[Web page and app entries]
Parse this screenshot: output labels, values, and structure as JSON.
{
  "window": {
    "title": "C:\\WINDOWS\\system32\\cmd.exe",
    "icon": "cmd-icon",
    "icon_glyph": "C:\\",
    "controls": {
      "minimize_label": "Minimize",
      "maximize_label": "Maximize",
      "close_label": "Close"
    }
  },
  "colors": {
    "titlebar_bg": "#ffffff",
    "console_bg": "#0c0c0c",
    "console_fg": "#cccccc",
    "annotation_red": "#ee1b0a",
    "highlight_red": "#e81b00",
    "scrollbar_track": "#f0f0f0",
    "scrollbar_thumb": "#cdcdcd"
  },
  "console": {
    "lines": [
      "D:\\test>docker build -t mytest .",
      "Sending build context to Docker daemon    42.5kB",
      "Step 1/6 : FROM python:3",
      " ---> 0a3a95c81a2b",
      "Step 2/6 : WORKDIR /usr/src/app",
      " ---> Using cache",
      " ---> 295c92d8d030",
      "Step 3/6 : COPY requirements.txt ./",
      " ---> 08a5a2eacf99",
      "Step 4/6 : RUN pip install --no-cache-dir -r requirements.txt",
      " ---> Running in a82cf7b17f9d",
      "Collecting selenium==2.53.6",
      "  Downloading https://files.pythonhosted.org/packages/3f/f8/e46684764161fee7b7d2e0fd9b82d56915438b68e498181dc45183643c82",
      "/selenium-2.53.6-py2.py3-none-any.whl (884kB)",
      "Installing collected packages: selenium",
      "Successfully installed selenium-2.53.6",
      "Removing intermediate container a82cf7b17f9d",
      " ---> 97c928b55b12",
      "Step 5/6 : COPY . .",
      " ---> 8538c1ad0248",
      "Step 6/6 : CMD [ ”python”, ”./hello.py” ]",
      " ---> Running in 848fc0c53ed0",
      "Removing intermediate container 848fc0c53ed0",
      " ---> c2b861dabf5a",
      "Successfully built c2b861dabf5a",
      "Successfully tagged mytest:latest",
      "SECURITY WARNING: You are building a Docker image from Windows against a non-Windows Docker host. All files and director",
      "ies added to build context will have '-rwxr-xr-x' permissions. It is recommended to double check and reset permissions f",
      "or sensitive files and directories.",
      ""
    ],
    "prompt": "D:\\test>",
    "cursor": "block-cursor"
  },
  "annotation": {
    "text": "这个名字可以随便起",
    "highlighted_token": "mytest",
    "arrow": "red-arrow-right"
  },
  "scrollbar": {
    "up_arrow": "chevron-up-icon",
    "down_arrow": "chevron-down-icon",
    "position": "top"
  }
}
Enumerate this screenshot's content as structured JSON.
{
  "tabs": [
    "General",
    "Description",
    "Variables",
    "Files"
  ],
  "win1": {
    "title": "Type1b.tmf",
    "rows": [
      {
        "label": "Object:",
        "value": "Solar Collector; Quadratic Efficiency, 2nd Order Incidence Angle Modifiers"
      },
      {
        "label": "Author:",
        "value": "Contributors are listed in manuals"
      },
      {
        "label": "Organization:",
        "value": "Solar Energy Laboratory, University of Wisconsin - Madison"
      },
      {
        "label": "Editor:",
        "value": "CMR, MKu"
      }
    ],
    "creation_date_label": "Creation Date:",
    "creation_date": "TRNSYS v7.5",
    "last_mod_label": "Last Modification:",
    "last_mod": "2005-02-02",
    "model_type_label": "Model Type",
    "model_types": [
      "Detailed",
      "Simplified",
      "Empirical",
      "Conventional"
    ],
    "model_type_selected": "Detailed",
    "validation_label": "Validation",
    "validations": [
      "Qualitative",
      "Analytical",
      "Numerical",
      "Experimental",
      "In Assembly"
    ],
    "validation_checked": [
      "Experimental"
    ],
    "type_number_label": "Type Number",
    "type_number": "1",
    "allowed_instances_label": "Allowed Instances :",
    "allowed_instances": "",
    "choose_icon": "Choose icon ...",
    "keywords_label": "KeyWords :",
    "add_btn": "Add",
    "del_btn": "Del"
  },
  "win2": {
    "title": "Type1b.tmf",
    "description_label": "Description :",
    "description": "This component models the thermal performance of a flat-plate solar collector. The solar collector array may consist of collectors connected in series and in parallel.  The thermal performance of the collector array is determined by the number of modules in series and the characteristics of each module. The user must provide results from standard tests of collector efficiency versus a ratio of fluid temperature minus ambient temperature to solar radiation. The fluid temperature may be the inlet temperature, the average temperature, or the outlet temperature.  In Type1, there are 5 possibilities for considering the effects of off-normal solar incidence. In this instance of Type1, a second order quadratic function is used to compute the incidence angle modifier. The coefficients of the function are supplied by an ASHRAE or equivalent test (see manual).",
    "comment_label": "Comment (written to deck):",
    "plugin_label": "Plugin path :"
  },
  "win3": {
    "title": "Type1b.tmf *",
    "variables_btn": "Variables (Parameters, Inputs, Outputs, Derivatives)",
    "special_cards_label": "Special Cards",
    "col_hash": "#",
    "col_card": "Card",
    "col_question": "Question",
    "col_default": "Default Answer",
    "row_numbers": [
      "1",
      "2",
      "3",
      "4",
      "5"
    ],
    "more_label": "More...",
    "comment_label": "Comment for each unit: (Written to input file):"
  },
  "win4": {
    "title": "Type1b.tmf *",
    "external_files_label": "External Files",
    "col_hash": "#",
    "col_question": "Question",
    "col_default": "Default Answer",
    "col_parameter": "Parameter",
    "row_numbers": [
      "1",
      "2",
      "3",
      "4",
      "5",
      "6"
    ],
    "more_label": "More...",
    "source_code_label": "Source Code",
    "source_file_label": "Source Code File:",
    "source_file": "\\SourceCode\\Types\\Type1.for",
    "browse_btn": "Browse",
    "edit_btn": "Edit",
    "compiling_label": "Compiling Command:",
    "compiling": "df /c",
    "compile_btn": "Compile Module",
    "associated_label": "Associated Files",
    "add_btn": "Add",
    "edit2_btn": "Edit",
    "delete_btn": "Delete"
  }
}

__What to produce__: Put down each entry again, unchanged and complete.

__Exercise solution__:
Parse this screenshot: output labels, values, and structure as JSON.
{
  "window": {
    "title": "C:\\WINDOWS\\system32\\cmd.exe",
    "icon": "cmd-icon",
    "icon_glyph": "C:\\",
    "controls": {
      "minimize_label": "Minimize",
      "maximize_label": "Maximize",
      "close_label": "Close"
    }
  },
  "colors": {
    "titlebar_bg": "#ffffff",
    "console_bg": "#0c0c0c",
    "console_fg": "#cccccc",
    "annotation_red": "#ee1b0a",
    "highlight_red": "#e81b00",
    "scrollbar_track": "#f0f0f0",
    "scrollbar_thumb": "#cdcdcd"
  },
  "console": {
    "lines": [
      "D:\\test>docker build -t mytest .",
      "Sending build context to Docker daemon    42.5kB",
      "Step 1/6 : FROM python:3",
      " ---> 0a3a95c81a2b",
      "Step 2/6 : WORKDIR /usr/src/app",
      " ---> Using cache",
      " ---> 295c92d8d030",
      "Step 3/6 : COPY requirements.txt ./",
      " ---> 08a5a2eacf99",
      "Step 4/6 : RUN pip install --no-cache-dir -r requirements.txt",
      " ---> Running in a82cf7b17f9d",
      "Collecting selenium==2.53.6",
      "  Downloading https://files.pythonhosted.org/packages/3f/f8/e46684764161fee7b7d2e0fd9b82d56915438b68e498181dc45183643c82",
      "/selenium-2.53.6-py2.py3-none-any.whl (884kB)",
      "Installing collected packages: selenium",
      "Successfully installed selenium-2.53.6",
      "Removing intermediate container a82cf7b17f9d",
      " ---> 97c928b55b12",
      "Step 5/6 : COPY . .",
      " ---> 8538c1ad0248",
      "Step 6/6 : CMD [ ”python”, ”./hello.py” ]",
      " ---> Running in 848fc0c53ed0",
      "Removing intermediate container 848fc0c53ed0",
      " ---> c2b861dabf5a",
      "Successfully built c2b861dabf5a",
      "Successfully tagged mytest:latest",
      "SECURITY WARNING: You are building a Docker image from Windows against a non-Windows Docker host. All files and director",
      "ies added to build context will have '-rwxr-xr-x' permissions. It is recommended to double check and reset permissions f",
      "or sensitive files and directories.",
      ""
    ],
    "prompt": "D:\\test>",
    "cursor": "block-cursor"
  },
  "annotation": {
    "text": "这个名字可以随便起",
    "highlighted_token": "mytest",
    "arrow": "red-arrow-right"
  },
  "scrollbar": {
    "up_arrow": "chevron-up-icon",
    "down_arrow": "chevron-down-icon",
    "position": "top"
  }
}
Enumerate this screenshot's content as structured JSON.
{
  "tabs": [
    "General",
    "Description",
    "Variables",
    "Files"
  ],
  "win1": {
    "title": "Type1b.tmf",
    "rows": [
      {
        "label": "Object:",
        "value": "Solar Collector; Quadratic Efficiency, 2nd Order Incidence Angle Modifiers"
      },
      {
        "label": "Author:",
        "value": "Contributors are listed in manuals"
      },
      {
        "label": "Organization:",
        "value": "Solar Energy Laboratory, University of Wisconsin - Madison"
      },
      {
        "label": "Editor:",
        "value": "CMR, MKu"
      }
    ],
    "creation_date_label": "Creation Date:",
    "creation_date": "TRNSYS v7.5",
    "last_mod_label": "Last Modification:",
    "last_mod": "2005-02-02",
    "model_type_label": "Model Type",
    "model_types": [
      "Detailed",
      "Simplified",
      "Empirical",
      "Conventional"
    ],
    "model_type_selected": "Detailed",
    "validation_label": "Validation",
    "validations": [
      "Qualitative",
      "Analytical",
      "Numerical",
      "Experimental",
      "In Assembly"
    ],
    "validation_checked": [
      "Experimental"
    ],
    "type_number_label": "Type Number",
    "type_number": "1",
    "allowed_instances_label": "Allowed Instances :",
    "allowed_instances": "",
    "choose_icon": "Choose icon ...",
    "keywords_label": "KeyWords :",
    "add_btn": "Add",
    "del_btn": "Del"
  },
  "win2": {
    "title": "Type1b.tmf",
    "description_label": "Description :",
    "description": "This component models the thermal performance of a flat-plate solar collector. The solar collector array may consist of collectors connected in series and in parallel.  The thermal performance of the collector array is determined by the number of modules in series and the characteristics of each module. The user must provide results from standard tests of collector efficiency versus a ratio of fluid temperature minus ambient temperature to solar radiation. The fluid temperature may be the inlet temperature, the average temperature, or the outlet temperature.  In Type1, there are 5 possibilities for considering the effects of off-normal solar incidence. In this instance of Type1, a second order quadratic function is used to compute the incidence angle modifier. The coefficients of the function are supplied by an ASHRAE or equivalent test (see manual).",
    "comment_label": "Comment (written to deck):",
    "plugin_label": "Plugin path :"
  },
  "win3": {
    "title": "Type1b.tmf *",
    "variables_btn": "Variables (Parameters, Inputs, Outputs, Derivatives)",
    "special_cards_label": "Special Cards",
    "col_hash": "#",
    "col_card": "Card",
    "col_question": "Question",
    "col_default": "Default Answer",
    "row_numbers": [
      "1",
      "2",
      "3",
      "4",
      "5"
    ],
    "more_label": "More...",
    "comment_label": "Comment for each unit: (Written to input file):"
  },
  "win4": {
    "title": "Type1b.tmf *",
    "external_files_label": "External Files",
    "col_hash": "#",
    "col_question": "Question",
    "col_default": "Default Answer",
    "col_parameter": "Parameter",
    "row_numbers": [
      "1",
      "2",
      "3",
      "4",
      "5",
      "6"
    ],
    "more_label": "More...",
    "source_code_label": "Source Code",
    "source_file_label": "Source Code File:",
    "source_file": "\\SourceCode\\Types\\Type1.for",
    "browse_btn": "Browse",
    "edit_btn": "Edit",
    "compiling_label": "Compiling Command:",
    "compiling": "df /c",
    "compile_btn": "Compile Module",
    "associated_label": "Associated Files",
    "add_btn": "Add",
    "edit2_btn": "Edit",
    "delete_btn": "Delete"
  }
}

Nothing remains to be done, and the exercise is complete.